▸ PROBLEM DESCRIPTION
Look through the data below and return each line where "java" appears.

▸ Stored items
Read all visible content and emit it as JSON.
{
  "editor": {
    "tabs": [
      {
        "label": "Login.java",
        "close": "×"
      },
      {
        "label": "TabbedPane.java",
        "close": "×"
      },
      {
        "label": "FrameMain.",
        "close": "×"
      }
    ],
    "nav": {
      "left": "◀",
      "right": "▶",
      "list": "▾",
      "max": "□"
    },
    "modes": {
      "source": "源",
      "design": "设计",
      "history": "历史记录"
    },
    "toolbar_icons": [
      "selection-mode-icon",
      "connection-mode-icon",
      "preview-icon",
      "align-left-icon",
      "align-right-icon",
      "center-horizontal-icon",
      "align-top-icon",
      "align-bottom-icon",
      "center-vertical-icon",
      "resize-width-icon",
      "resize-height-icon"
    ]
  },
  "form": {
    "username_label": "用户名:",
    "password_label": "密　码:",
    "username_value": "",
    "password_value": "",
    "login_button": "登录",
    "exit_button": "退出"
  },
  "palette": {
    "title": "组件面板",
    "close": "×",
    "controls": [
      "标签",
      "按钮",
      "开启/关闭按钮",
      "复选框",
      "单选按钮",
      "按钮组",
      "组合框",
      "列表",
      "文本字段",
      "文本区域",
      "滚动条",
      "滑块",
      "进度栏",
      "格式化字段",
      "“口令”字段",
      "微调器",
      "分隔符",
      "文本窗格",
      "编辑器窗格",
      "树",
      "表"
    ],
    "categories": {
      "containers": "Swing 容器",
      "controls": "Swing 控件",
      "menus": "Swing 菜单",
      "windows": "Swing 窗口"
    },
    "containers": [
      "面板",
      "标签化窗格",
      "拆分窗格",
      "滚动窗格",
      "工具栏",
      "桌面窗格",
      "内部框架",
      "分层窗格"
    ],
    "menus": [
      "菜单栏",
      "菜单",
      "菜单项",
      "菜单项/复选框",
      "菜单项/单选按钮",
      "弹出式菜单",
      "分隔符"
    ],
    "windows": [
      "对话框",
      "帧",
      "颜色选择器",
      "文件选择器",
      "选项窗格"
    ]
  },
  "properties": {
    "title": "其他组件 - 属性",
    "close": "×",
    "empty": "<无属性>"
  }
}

▸ RESULT FOR THIS EXERCISE
        "label": "Login.java",
        "label": "TabbedPane.java",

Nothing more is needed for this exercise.